When it comes to modal shift, it is worth looking in more detail at the numbers.
In 2009, there were around seven million passenger trips by rail and air combined between London and Edinburgh and Glasgow.
In 2009, only around 20% of these trips were made by rail, whereas, on the basis of our analysis, with the Y-shaped network in place, high speed rail could capture around half of this market.
Transferring long distance services to the high speed line would also release capacity on other major rail routes, allowing substantially improved commuter services and new opportunities for freight between Scotland and England.
High speed rail would generate benefits of around £44 billion over 60 years, that it would support thousands of jobs and regenerate inner cities.
But it would also do much more by, for example, harnessing improved city-to-city links and increasing business productivity.
Of course, the consultation is an opportunity for everyone to have their say about our proposals for high speed.
I know that many people have concerns.
And that is why we have gone to very great lengths to mitigate the environmental impacts of the line.
Already we have altered half the original proposals for a London-West Midlands line to reduce potential local environmental impacts. And in the Chilterns Area of Outstanding Natural Beauty, we have made sure that all but 1.2 miles would be in tunnel, cutting, or close to the A413 road corridor
So we are listening, we take people’s views seriously, and we will take them fully into account during the consultation.
That is what today is all about. This seminar is just one of a number of seminars we’re holding up and down the country - and we are also holding a series of roadshows for local people along the line of the recommended route.
Scotland is vital to this project because HS2 would deliver significant benefits for travellers from north of the border - speeding up journey times and providing new capacity on routes into London.
And the government’s proposed network could also provide a strong foundation for subsequent expansion in the longer-term - reducing journey times to Glasgow and Edinburgh further.
I know that your aspiration is for the network to reach Scotland directly. That is something that the Secretary of State has said that we will look at in detail with the Scottish government and on which we welcome your views as part of the consultation.
So we need to hear what you have to say.
No final decisions will be taken until everyone has had the chance to do so.
But if like me you regard high speed rail as a once-in-a-generation opportunity to deliver transformational change on a national scale.
If you are fed up with short term fixes and desperate for the sort of transport system that other countries now take for granted.
If you realise that Scotland and the whole of the UK stand to benefit directly from our plans, then I then I ask you to speak up in favour of this project as the consultation proceeds.
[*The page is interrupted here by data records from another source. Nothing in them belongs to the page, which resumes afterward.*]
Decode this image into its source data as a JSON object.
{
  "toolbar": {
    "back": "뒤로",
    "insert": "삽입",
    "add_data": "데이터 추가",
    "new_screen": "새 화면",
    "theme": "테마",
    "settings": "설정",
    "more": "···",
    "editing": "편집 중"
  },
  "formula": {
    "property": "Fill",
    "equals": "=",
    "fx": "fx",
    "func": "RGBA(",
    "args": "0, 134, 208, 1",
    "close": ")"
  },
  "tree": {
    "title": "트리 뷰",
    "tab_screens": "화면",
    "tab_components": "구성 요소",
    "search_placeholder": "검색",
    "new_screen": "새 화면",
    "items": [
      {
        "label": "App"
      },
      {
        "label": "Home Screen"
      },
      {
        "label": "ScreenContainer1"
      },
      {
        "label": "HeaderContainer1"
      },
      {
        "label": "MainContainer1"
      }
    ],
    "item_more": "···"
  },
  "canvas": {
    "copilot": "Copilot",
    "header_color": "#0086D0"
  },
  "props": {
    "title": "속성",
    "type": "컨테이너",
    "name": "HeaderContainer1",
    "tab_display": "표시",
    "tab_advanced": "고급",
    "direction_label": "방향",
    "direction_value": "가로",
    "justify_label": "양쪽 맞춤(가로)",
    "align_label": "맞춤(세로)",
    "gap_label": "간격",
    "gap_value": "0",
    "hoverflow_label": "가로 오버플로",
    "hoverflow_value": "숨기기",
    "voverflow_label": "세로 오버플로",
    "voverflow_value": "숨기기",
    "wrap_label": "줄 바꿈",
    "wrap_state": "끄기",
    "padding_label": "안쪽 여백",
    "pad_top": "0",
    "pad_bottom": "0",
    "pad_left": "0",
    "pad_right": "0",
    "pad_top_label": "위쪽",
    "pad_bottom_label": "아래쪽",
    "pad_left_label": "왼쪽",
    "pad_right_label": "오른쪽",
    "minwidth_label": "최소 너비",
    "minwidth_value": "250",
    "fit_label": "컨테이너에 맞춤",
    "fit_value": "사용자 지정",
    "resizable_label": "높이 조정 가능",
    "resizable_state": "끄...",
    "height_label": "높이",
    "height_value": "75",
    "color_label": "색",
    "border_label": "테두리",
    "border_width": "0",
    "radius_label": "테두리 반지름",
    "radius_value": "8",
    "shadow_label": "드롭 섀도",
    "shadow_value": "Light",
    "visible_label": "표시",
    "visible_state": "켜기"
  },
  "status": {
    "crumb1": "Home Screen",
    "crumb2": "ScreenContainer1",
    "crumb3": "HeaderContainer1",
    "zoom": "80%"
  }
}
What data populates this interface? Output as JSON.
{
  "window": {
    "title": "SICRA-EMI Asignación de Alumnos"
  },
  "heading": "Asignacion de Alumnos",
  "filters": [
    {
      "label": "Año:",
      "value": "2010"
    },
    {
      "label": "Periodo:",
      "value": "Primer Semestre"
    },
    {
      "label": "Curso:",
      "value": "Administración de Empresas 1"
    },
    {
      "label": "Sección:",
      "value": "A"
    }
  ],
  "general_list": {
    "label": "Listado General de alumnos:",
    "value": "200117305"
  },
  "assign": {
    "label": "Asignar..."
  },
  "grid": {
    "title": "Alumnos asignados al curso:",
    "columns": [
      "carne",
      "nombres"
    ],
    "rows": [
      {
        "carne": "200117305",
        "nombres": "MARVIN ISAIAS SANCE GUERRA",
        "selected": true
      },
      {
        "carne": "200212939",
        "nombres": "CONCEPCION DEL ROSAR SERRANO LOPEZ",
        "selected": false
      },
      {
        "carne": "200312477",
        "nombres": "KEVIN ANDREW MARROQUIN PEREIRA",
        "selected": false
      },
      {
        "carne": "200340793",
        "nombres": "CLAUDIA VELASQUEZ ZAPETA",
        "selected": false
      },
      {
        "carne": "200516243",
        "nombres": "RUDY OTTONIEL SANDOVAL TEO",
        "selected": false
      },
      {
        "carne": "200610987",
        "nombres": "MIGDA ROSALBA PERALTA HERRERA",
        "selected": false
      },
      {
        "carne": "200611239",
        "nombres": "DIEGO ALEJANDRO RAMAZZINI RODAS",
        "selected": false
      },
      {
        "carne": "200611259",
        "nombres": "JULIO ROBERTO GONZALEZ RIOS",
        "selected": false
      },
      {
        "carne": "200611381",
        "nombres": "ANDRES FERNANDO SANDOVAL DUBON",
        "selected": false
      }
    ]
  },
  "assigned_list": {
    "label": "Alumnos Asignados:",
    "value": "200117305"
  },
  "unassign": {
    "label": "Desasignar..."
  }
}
We need your support.
Now is the time to make your voices heard: passengers, local communities, businesses, environmental groups and the railway industry.
We will analyse your contributions, and publish our response, setting out our proposed way forward, in December this year.
I hope this will be the start of a process that delivers a modern, world class transport system for Britain - and for Scotland.